The Life (and Afterlife) of Cooking Oil

September 28, 2021

All cooking oil goes through the same general lifecycle, from initial production all the way through use, recycling and reuse.

What exactly does this lifecycle of cooking oil look like, and how does cooking oil recycling work?

Here’s a quick overview of the process:

  • Production and sale: Cooking oils are made in a wide variety of forms from a wide variety of resources. Industry estimates place the amount of cooking oil produced per year at approximately 13 million metric tons—an absolutely massive amount of oil that shows just how much it’s relied upon both in homes and in the food service industry.
  • Oil is used and consumed: Cooking oil is used in many different cooking processes, both at home and at restaurants. It’s also an ingredient in common foods like bread, cake and ice cream.
  • Any leftover oil is stored or reused: Cooking oils cannot be poured down the drain for disposal because they will congeal and block the drain; therefore, most people either will reuse the oil or store it away for safe disposal later.
  • The oil is disposed of: After being stored for some time, the oil will be disposed of. For most people in their homes, this means throwing the hardened oil in the trash. Commercial properties will generally work with a cooking oil recycling service to come and get their grease.
  • The oil is transported: UCO (used cooking oil) companies bring their trucks to collect the oil and then take it back to recycling centers for processing. Approximately 4.4 billion gallons of UCO are collected every year from restaurants and commercial kitchens.
  • The UCO is heated and separated: The first step in processing UCO is to have it be filtered through a very fine screen to have its particles removed. Afterward, it gets sent into an evaporator and heated up, which separates the oil from the water content.
  • The UCO goes through further separation: After the UCO passes through the evaporator, the oil will be put through a centrifuge to further separate the oil. The oil will be separated off the top, while any sediment still remaining in the oil remains at the bottom for disposal.
  • The UCO settles: After the centrifuge process is complete, the remaining oil in the UCO settles to the bottom for collection. At this point the oil is as close to new as it’s going to get and can be safely reused.
  • The UCO is used for other purposes: UCO can be used for a variety of other purposes and commodities, such as biofuel, biodiesel, cosmetics, soaps, animal feed and a wide range of other purposes for various industries.

This should give you a general idea of the lifecycle of cooking oils.
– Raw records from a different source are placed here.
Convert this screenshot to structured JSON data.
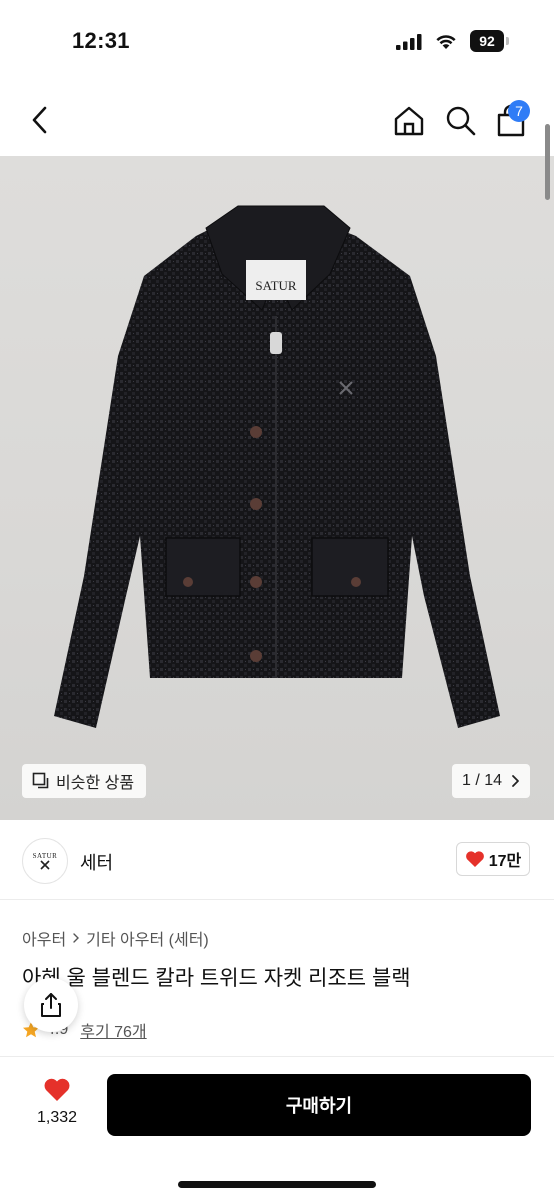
{
  "status_bar": {
    "time": "12:31",
    "battery": "92"
  },
  "nav": {
    "cart_count": "7"
  },
  "image": {
    "label_text": "SATUR",
    "similar_label": "비슷한 상품",
    "counter": "1 / 14"
  },
  "brand": {
    "logo_text": "SATUR",
    "name": "세터",
    "likes": "17만"
  },
  "breadcrumb": {
    "level1": "아우터",
    "level2": "기타 아우터 (세터)"
  },
  "product": {
    "title": "아헤 울 블렌드 칼라 트위드 자켓 리조트 블랙",
    "rating": "4.9",
    "reviews": "후기 76개"
  },
  "bottom": {
    "wish_count": "1,332",
    "buy_label": "구매하기"
  },
  "colors": {
    "accent": "#2f7cf6",
    "heart": "#e5312a",
    "star": "#f5a623",
    "buy_bg": "#000000"
  },
  "icons": [
    "back-icon",
    "home-icon",
    "search-icon",
    "bag-icon",
    "copy-icon",
    "chevron-right-icon",
    "heart-icon",
    "star-icon",
    "share-icon"
  ]
}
For more information about the recycling of used cooking oil and what you should know about working with a professional UCO recycling company, contact our team at Safeway Used Oil and Grease with any questions you have for us.

Categorised in:

Safeway Used Oil and Grease